((

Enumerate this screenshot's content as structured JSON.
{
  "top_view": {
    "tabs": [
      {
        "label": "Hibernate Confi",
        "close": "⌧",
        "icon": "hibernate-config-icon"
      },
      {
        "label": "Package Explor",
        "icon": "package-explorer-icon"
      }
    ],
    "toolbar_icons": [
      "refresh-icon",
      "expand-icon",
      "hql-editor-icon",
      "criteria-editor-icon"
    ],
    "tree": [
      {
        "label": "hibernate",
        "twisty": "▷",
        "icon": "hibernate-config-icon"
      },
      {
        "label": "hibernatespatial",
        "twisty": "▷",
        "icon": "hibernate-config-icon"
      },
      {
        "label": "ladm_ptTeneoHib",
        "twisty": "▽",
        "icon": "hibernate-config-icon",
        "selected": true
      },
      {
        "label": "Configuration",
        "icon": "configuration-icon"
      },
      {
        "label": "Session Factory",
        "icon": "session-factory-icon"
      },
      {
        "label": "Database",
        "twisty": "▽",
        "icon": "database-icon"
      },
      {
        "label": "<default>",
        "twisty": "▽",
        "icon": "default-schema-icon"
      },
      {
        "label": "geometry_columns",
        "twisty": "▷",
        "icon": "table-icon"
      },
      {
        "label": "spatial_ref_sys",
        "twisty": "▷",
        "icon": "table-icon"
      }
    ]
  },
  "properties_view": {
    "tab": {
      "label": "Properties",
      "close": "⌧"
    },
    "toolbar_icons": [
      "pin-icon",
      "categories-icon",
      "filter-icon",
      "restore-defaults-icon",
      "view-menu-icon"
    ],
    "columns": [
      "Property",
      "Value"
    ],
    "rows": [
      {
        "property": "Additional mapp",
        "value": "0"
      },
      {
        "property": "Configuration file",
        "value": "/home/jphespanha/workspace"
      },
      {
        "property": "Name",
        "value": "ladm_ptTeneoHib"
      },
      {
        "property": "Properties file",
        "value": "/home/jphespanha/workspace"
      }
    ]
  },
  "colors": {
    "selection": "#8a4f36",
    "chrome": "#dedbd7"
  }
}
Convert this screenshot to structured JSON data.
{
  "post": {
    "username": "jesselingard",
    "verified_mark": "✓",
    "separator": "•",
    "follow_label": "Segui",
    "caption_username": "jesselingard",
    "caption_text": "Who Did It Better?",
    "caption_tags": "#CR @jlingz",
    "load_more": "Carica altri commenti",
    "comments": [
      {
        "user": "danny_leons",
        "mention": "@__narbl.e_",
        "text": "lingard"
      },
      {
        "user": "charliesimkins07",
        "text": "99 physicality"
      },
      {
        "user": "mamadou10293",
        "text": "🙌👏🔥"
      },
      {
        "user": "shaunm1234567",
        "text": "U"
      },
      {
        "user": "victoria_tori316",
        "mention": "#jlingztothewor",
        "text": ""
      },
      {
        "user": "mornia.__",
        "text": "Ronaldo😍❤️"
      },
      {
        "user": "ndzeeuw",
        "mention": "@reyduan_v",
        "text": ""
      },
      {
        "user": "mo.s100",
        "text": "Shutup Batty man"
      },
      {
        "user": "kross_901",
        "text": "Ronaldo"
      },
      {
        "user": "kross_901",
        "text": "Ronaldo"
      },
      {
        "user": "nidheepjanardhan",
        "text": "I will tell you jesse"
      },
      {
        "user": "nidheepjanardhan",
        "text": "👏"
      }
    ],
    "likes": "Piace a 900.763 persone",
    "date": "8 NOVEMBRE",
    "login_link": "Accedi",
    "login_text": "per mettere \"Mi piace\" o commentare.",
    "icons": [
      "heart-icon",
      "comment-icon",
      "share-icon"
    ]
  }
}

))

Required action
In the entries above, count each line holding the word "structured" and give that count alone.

Output below
2